• What you are asked to do
Find every line below with the word "ICMS" in it, and copy each one.
++++++++++++++++++++
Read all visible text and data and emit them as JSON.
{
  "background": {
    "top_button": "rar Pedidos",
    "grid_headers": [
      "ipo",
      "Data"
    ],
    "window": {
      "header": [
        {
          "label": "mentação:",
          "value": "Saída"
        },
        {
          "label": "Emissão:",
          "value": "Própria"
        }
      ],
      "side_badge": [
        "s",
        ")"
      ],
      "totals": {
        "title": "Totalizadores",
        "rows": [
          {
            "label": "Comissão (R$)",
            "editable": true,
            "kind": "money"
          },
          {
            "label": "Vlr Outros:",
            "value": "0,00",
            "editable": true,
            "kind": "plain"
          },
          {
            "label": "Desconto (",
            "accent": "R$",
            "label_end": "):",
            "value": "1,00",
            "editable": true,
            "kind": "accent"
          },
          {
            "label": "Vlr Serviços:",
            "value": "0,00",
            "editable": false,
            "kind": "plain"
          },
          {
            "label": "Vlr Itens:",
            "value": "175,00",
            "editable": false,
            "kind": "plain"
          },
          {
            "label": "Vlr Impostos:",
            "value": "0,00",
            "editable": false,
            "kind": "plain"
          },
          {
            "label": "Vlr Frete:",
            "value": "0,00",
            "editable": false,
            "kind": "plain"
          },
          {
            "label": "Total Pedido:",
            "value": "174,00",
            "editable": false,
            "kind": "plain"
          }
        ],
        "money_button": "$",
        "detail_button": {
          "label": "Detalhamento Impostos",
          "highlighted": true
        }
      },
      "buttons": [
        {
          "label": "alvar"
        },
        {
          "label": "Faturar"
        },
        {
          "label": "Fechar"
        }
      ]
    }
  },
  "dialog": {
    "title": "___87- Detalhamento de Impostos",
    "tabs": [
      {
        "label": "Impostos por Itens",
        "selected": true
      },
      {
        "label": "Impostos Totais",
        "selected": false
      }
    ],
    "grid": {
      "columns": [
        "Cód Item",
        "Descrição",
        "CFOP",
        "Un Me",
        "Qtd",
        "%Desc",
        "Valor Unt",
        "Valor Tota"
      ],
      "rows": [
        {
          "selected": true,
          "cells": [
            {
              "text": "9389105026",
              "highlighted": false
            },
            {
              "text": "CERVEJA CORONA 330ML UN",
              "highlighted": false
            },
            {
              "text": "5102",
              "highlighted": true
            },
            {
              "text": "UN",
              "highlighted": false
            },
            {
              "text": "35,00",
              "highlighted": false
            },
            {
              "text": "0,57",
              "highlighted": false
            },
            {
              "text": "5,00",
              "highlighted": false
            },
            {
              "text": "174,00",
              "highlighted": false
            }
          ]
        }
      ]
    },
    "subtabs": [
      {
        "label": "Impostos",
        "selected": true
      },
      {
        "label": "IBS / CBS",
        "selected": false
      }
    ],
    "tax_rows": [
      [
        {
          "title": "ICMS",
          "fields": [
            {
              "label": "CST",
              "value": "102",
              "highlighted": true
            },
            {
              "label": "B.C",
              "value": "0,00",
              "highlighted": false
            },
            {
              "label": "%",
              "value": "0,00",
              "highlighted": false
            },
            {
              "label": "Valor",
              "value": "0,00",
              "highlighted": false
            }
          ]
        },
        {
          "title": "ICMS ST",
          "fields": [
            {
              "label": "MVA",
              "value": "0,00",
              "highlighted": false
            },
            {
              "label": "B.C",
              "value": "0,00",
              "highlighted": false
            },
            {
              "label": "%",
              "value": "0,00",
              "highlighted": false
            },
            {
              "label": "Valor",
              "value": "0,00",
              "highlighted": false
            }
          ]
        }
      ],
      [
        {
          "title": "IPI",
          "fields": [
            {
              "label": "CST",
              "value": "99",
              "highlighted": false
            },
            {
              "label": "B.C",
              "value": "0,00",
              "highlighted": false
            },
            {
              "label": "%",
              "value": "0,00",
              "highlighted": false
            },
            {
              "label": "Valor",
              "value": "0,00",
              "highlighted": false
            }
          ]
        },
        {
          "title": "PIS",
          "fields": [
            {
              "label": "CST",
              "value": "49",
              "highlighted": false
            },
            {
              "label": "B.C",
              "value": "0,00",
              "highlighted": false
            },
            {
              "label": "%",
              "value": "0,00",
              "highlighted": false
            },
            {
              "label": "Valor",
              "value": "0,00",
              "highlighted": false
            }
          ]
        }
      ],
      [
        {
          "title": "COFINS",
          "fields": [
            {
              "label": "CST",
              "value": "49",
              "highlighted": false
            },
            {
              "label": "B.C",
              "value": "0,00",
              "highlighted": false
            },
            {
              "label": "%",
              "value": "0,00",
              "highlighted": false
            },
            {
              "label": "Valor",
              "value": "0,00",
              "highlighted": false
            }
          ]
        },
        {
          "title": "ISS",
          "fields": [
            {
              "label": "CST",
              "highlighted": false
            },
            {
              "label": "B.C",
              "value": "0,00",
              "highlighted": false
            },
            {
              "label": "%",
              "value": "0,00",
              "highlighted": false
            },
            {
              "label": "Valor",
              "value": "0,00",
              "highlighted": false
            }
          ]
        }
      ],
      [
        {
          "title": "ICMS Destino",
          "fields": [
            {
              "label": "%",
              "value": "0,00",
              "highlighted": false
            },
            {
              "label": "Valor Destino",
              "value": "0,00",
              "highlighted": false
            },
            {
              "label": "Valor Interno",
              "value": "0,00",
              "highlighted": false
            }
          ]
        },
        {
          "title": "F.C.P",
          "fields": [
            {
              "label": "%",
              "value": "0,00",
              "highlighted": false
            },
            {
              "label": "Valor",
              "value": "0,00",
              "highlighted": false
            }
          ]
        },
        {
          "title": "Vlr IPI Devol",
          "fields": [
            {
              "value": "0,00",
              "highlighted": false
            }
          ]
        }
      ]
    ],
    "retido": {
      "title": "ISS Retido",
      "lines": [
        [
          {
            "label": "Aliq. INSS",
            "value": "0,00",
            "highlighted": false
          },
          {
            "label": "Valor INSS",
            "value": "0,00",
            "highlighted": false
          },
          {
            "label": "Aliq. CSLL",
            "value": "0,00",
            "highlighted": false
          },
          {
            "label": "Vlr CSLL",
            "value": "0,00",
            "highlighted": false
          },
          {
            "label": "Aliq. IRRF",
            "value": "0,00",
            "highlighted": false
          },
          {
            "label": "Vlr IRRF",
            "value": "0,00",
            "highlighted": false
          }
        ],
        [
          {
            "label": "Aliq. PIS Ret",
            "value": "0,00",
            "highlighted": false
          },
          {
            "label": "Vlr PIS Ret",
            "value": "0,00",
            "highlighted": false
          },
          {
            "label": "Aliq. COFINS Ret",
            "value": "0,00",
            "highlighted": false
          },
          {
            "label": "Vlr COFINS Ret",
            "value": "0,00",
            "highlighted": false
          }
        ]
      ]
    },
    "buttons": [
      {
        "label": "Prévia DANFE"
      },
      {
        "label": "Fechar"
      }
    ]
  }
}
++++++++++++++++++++
• Result of this task
          "title": "ICMS",
          "title": "ICMS ST",
          "title": "ICMS Destino",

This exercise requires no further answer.